### Source data

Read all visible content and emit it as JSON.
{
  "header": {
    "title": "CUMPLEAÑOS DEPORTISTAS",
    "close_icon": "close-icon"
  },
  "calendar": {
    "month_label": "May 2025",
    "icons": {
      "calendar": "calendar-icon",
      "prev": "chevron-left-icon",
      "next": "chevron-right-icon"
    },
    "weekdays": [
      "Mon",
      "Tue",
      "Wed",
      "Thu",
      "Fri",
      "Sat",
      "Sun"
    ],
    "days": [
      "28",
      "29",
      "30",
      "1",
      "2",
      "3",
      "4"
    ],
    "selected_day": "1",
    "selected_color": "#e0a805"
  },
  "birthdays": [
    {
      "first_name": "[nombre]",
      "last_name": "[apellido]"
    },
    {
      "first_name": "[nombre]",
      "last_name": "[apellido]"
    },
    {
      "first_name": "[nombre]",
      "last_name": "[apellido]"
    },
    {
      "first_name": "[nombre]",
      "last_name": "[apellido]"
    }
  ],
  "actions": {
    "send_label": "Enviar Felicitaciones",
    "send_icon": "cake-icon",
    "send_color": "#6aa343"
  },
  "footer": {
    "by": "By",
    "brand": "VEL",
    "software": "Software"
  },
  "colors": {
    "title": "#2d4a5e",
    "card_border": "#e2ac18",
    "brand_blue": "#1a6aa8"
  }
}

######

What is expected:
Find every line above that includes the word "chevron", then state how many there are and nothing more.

Completed task:
2